“Some [funding formulas] favor certain parts of the region and others do not,” Duininck told me.
“That’s why they are frustrated with equity scoring — when one [funding criteria] isn’t in favor of what you’re advocating for. They probably feel like there’s been a big increase in transit money because of how large grants are, for example the Green Line. But when you look at the big picture, our road system is not decades behind similar systems in other metro areas. We have a lot of lane miles per capita. But our transit system is five to 20 years behind other metro regions.”
Geography equity vs. economic equity
Including poverty within transportation decisions poses problems for suburban counties in particular because poverty is not evenly distributed throughout the metro area, particularly what are called “racially concentrated areas of poverty.” Most of the Twin Cities’ poverty is concentrated in the core cities of Minneapolis and St. Paul, as well as a few (mostly) inner-ring suburbs.

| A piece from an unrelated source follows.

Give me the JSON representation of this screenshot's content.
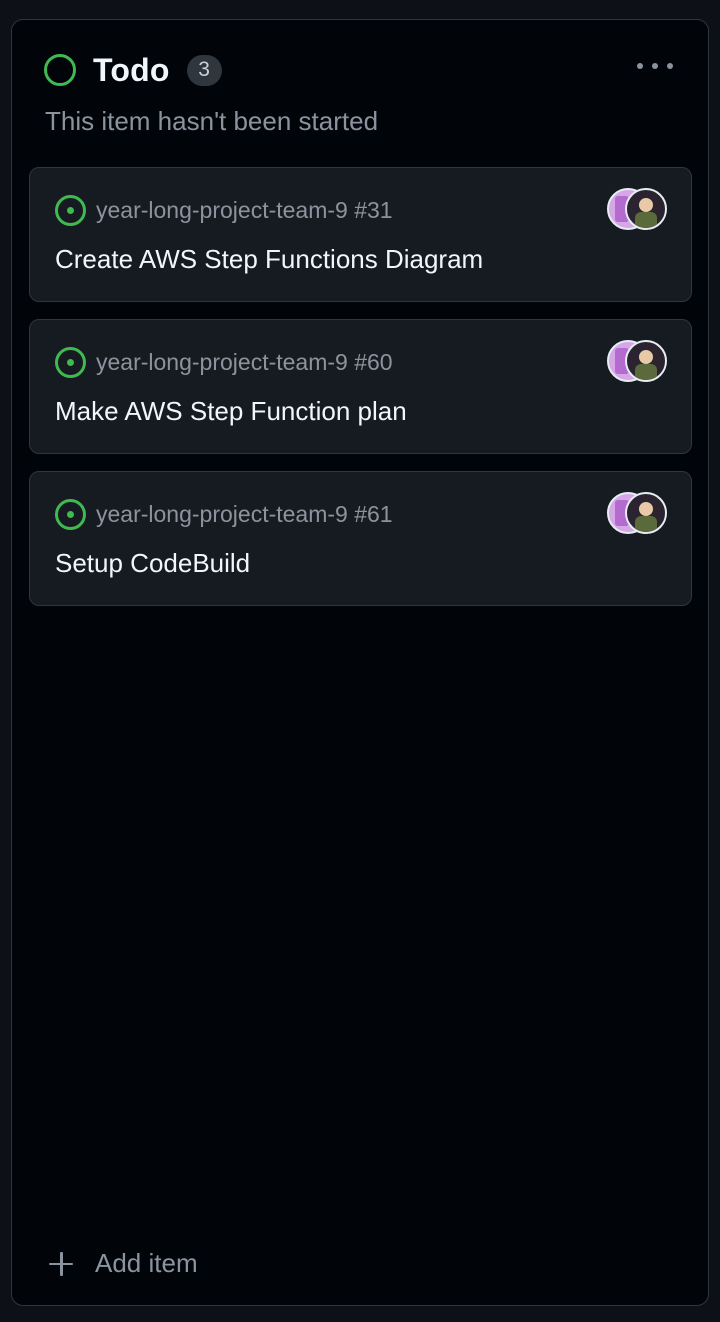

This means that paying attention to the region’s economic equity cannot treat all counties and cities as equals.
Lars Negstad works on transportation policy for ISAIAH, an inter-faith organization dedicated to decreasing racial and economic inequity in the Twin Cities region. He believes that equity-based changes to transportation investment are long overdue.
“It’s problematic that this technical advisory committee carries a lot of weight over some big decisions,” Negstad told me. “The decision at the TAB illustrates exactly the problem in regional governance where an advisory group of engineers can weigh in and say ‘No, we shouldn’t make these racial equity points.’”
Negstad points to the long history of redlining, racial profiling and freeway construction that exacerbated social inequality in the region for decades.
“On the whole, we’re subsidizing white flight and urban sprawl,” Negstad said. “We’re building the city to get commuters from suburban homes to downtown jobs, and then continuing to build on that pace at the expense of the crumbling infrastructure in the core cities and inner-ring suburbs. We need to plan for much greater investment in bus service so that people have good access to bus service, not overcrowded buses.”
Transportation and the equity gap
In last year's mayoral campaign, new Minneapolis mayor Betsy Hodges made reducing racial and economic inequality into her No. 1 priority. But because the Twin Cities has so many separate cities and counties, Minneapolis can hardly solve the regional equity gap on its own. Perhaps the kinds of changes now taking place at the regional policy level can start to help.
Meanwhile, Lars Negstad dismisses Monday’s five-county meeting as “a lot of theatrics.”
“One of the lessons I took away from [Monday’s] meeting is that the five counties together represent about one-third of the metro population, but they punch above their weight,” Negstad told me. “But it’s important for central cities and inner-ring suburbs to come together, and for people who believe that everybody deserves a chance to get where they need to go to speak up, organize, and have a louder voice in the debate.”